- [Problem statement] Write out the whole listing without a single alteration.

- [Exercise input]
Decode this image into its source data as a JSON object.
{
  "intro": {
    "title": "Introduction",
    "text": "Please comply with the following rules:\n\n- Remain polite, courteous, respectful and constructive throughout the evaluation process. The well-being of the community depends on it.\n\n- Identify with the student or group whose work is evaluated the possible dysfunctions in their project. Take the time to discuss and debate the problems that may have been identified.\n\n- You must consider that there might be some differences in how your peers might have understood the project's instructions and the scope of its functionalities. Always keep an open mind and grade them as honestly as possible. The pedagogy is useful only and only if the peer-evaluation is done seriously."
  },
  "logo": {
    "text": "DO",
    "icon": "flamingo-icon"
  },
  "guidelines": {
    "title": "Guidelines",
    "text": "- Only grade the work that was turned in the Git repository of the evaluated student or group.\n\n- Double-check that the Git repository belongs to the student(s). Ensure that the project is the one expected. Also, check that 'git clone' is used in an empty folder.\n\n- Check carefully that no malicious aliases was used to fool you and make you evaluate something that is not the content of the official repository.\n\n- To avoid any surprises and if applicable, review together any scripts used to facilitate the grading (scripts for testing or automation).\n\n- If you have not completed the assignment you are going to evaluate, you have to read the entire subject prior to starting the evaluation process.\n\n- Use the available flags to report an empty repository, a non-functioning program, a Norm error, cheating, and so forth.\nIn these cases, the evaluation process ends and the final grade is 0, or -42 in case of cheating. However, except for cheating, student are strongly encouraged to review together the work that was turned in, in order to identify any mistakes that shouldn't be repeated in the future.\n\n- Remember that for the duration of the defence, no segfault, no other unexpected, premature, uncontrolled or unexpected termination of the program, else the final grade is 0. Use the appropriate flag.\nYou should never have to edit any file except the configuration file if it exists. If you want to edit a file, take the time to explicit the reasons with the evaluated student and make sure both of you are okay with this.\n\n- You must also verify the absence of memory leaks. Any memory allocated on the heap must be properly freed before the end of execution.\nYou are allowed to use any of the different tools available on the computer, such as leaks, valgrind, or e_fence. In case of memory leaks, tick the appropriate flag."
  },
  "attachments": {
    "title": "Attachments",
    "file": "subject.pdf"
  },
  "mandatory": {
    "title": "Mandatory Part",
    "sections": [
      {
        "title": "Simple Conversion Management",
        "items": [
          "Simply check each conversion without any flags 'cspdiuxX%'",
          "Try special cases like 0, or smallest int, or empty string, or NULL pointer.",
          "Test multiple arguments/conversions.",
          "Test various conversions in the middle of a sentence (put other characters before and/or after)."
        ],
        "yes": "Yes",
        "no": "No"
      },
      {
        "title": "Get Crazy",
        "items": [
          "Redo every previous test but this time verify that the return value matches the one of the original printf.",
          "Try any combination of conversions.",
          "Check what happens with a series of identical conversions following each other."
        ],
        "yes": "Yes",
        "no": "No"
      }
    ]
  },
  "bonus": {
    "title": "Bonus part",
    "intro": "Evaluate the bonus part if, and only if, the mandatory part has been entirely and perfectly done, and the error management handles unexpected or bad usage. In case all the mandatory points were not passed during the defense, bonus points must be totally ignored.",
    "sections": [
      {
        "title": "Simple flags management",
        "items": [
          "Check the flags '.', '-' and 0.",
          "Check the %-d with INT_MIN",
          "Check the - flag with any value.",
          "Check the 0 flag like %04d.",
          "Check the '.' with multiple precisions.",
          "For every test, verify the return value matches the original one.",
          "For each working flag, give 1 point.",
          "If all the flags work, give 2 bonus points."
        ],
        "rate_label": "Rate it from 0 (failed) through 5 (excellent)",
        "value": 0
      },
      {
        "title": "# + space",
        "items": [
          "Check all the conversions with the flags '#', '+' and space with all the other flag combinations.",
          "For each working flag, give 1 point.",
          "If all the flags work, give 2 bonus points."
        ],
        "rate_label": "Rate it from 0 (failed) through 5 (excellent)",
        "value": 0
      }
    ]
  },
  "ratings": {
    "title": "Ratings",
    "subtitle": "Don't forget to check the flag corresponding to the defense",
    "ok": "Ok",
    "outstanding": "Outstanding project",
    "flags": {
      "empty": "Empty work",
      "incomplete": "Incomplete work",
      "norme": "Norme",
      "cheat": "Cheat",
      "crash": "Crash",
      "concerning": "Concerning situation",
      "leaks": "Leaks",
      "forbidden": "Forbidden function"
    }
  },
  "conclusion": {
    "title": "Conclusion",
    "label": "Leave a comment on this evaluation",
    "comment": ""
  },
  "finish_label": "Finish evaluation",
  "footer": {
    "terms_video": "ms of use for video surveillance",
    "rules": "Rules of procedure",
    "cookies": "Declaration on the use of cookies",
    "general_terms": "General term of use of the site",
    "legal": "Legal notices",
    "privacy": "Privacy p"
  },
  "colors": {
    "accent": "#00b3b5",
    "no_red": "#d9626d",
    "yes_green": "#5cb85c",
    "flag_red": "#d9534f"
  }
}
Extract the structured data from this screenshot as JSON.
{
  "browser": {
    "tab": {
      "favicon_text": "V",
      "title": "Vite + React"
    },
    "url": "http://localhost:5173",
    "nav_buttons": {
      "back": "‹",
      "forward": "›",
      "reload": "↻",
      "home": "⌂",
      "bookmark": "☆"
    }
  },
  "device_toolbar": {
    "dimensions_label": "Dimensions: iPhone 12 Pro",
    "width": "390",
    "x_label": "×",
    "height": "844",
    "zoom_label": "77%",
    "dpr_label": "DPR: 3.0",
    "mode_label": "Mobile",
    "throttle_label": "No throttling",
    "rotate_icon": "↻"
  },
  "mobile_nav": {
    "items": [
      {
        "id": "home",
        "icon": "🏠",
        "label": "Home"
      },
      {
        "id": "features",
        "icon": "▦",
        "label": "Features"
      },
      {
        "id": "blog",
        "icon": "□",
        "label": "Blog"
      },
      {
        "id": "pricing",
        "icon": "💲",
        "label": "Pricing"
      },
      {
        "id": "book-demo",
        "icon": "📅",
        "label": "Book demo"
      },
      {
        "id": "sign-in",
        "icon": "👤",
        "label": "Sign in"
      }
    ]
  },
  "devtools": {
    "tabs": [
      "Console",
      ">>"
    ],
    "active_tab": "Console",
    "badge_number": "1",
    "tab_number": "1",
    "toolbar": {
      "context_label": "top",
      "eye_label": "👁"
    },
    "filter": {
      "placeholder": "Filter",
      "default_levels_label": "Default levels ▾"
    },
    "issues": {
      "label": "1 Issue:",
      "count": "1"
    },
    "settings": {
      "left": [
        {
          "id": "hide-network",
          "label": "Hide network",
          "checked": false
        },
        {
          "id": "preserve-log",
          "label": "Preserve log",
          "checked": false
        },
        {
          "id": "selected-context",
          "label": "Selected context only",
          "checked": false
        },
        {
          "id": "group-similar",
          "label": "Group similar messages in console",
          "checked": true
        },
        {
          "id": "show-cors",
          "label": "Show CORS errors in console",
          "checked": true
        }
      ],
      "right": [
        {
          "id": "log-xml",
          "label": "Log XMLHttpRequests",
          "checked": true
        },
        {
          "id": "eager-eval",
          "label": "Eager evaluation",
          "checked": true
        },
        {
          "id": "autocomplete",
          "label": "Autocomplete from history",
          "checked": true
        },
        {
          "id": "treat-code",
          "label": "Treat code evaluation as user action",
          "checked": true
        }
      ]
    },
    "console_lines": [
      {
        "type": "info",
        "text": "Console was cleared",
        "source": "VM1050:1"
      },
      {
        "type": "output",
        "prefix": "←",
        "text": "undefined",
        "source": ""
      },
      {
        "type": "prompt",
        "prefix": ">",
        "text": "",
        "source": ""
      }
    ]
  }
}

- [Your solution]
Decode this image into its source data as a JSON object.
{
  "intro": {
    "title": "Introduction",
    "text": "Please comply with the following rules:\n\n- Remain polite, courteous, respectful and constructive throughout the evaluation process. The well-being of the community depends on it.\n\n- Identify with the student or group whose work is evaluated the possible dysfunctions in their project. Take the time to discuss and debate the problems that may have been identified.\n\n- You must consider that there might be some differences in how your peers might have understood the project's instructions and the scope of its functionalities. Always keep an open mind and grade them as honestly as possible. The pedagogy is useful only and only if the peer-evaluation is done seriously."
  },
  "logo": {
    "text": "DO",
    "icon": "flamingo-icon"
  },
  "guidelines": {
    "title": "Guidelines",
    "text": "- Only grade the work that was turned in the Git repository of the evaluated student or group.\n\n- Double-check that the Git repository belongs to the student(s). Ensure that the project is the one expected. Also, check that 'git clone' is used in an empty folder.\n\n- Check carefully that no malicious aliases was used to fool you and make you evaluate something that is not the content of the official repository.\n\n- To avoid any surprises and if applicable, review together any scripts used to facilitate the grading (scripts for testing or automation).\n\n- If you have not completed the assignment you are going to evaluate, you have to read the entire subject prior to starting the evaluation process.\n\n- Use the available flags to report an empty repository, a non-functioning program, a Norm error, cheating, and so forth.\nIn these cases, the evaluation process ends and the final grade is 0, or -42 in case of cheating. However, except for cheating, student are strongly encouraged to review together the work that was turned in, in order to identify any mistakes that shouldn't be repeated in the future.\n\n- Remember that for the duration of the defence, no segfault, no other unexpected, premature, uncontrolled or unexpected termination of the program, else the final grade is 0. Use the appropriate flag.\nYou should never have to edit any file except the configuration file if it exists. If you want to edit a file, take the time to explicit the reasons with the evaluated student and make sure both of you are okay with this.\n\n- You must also verify the absence of memory leaks. Any memory allocated on the heap must be properly freed before the end of execution.\nYou are allowed to use any of the different tools available on the computer, such as leaks, valgrind, or e_fence. In case of memory leaks, tick the appropriate flag."
  },
  "attachments": {
    "title": "Attachments",
    "file": "subject.pdf"
  },
  "mandatory": {
    "title": "Mandatory Part",
    "sections": [
      {
        "title": "Simple Conversion Management",
        "items": [
          "Simply check each conversion without any flags 'cspdiuxX%'",
          "Try special cases like 0, or smallest int, or empty string, or NULL pointer.",
          "Test multiple arguments/conversions.",
          "Test various conversions in the middle of a sentence (put other characters before and/or after)."
        ],
        "yes": "Yes",
        "no": "No"
      },
      {
        "title": "Get Crazy",
        "items": [
          "Redo every previous test but this time verify that the return value matches the one of the original printf.",
          "Try any combination of conversions.",
          "Check what happens with a series of identical conversions following each other."
        ],
        "yes": "Yes",
        "no": "No"
      }
    ]
  },
  "bonus": {
    "title": "Bonus part",
    "intro": "Evaluate the bonus part if, and only if, the mandatory part has been entirely and perfectly done, and the error management handles unexpected or bad usage. In case all the mandatory points were not passed during the defense, bonus points must be totally ignored.",
    "sections": [
      {
        "title": "Simple flags management",
        "items": [
          "Check the flags '.', '-' and 0.",
          "Check the %-d with INT_MIN",
          "Check the - flag with any value.",
          "Check the 0 flag like %04d.",
          "Check the '.' with multiple precisions.",
          "For every test, verify the return value matches the original one.",
          "For each working flag, give 1 point.",
          "If all the flags work, give 2 bonus points."
        ],
        "rate_label": "Rate it from 0 (failed) through 5 (excellent)",
        "value": 0
      },
      {
        "title": "# + space",
        "items": [
          "Check all the conversions with the flags '#', '+' and space with all the other flag combinations.",
          "For each working flag, give 1 point.",
          "If all the flags work, give 2 bonus points."
        ],
        "rate_label": "Rate it from 0 (failed) through 5 (excellent)",
        "value": 0
      }
    ]
  },
  "ratings": {
    "title": "Ratings",
    "subtitle": "Don't forget to check the flag corresponding to the defense",
    "ok": "Ok",
    "outstanding": "Outstanding project",
    "flags": {
      "empty": "Empty work",
      "incomplete": "Incomplete work",
      "norme": "Norme",
      "cheat": "Cheat",
      "crash": "Crash",
      "concerning": "Concerning situation",
      "leaks": "Leaks",
      "forbidden": "Forbidden function"
    }
  },
  "conclusion": {
    "title": "Conclusion",
    "label": "Leave a comment on this evaluation",
    "comment": ""
  },
  "finish_label": "Finish evaluation",
  "footer": {
    "terms_video": "ms of use for video surveillance",
    "rules": "Rules of procedure",
    "cookies": "Declaration on the use of cookies",
    "general_terms": "General term of use of the site",
    "legal": "Legal notices",
    "privacy": "Privacy p"
  },
  "colors": {
    "accent": "#00b3b5",
    "no_red": "#d9626d",
    "yes_green": "#5cb85c",
    "flag_red": "#d9534f"
  }
}
Extract the structured data from this screenshot as JSON.
{
  "browser": {
    "tab": {
      "favicon_text": "V",
      "title": "Vite + React"
    },
    "url": "http://localhost:5173",
    "nav_buttons": {
      "back": "‹",
      "forward": "›",
      "reload": "↻",
      "home": "⌂",
      "bookmark": "☆"
    }
  },
  "device_toolbar": {
    "dimensions_label": "Dimensions: iPhone 12 Pro",
    "width": "390",
    "x_label": "×",
    "height": "844",
    "zoom_label": "77%",
    "dpr_label": "DPR: 3.0",
    "mode_label": "Mobile",
    "throttle_label": "No throttling",
    "rotate_icon": "↻"
  },
  "mobile_nav": {
    "items": [
      {
        "id": "home",
        "icon": "🏠",
        "label": "Home"
      },
      {
        "id": "features",
        "icon": "▦",
        "label": "Features"
      },
      {
        "id": "blog",
        "icon": "□",
        "label": "Blog"
      },
      {
        "id": "pricing",
        "icon": "💲",
        "label": "Pricing"
      },
      {
        "id": "book-demo",
        "icon": "📅",
        "label": "Book demo"
      },
      {
        "id": "sign-in",
        "icon": "👤",
        "label": "Sign in"
      }
    ]
  },
  "devtools": {
    "tabs": [
      "Console",
      ">>"
    ],
    "active_tab": "Console",
    "badge_number": "1",
    "tab_number": "1",
    "toolbar": {
      "context_label": "top",
      "eye_label": "👁"
    },
    "filter": {
      "placeholder": "Filter",
      "default_levels_label": "Default levels ▾"
    },
    "issues": {
      "label": "1 Issue:",
      "count": "1"
    },
    "settings": {
      "left": [
        {
          "id": "hide-network",
          "label": "Hide network",
          "checked": false
        },
        {
          "id": "preserve-log",
          "label": "Preserve log",
          "checked": false
        },
        {
          "id": "selected-context",
          "label": "Selected context only",
          "checked": false
        },
        {
          "id": "group-similar",
          "label": "Group similar messages in console",
          "checked": true
        },
        {
          "id": "show-cors",
          "label": "Show CORS errors in console",
          "checked": true
        }
      ],
      "right": [
        {
          "id": "log-xml",
          "label": "Log XMLHttpRequests",
          "checked": true
        },
        {
          "id": "eager-eval",
          "label": "Eager evaluation",
          "checked": true
        },
        {
          "id": "autocomplete",
          "label": "Autocomplete from history",
          "checked": true
        },
        {
          "id": "treat-code",
          "label": "Treat code evaluation as user action",
          "checked": true
        }
      ]
    },
    "console_lines": [
      {
        "type": "info",
        "text": "Console was cleared",
        "source": "VM1050:1"
      },
      {
        "type": "output",
        "prefix": "←",
        "text": "undefined",
        "source": ""
      },
      {
        "type": "prompt",
        "prefix": ">",
        "text": "",
        "source": ""
      }
    ]
  }
}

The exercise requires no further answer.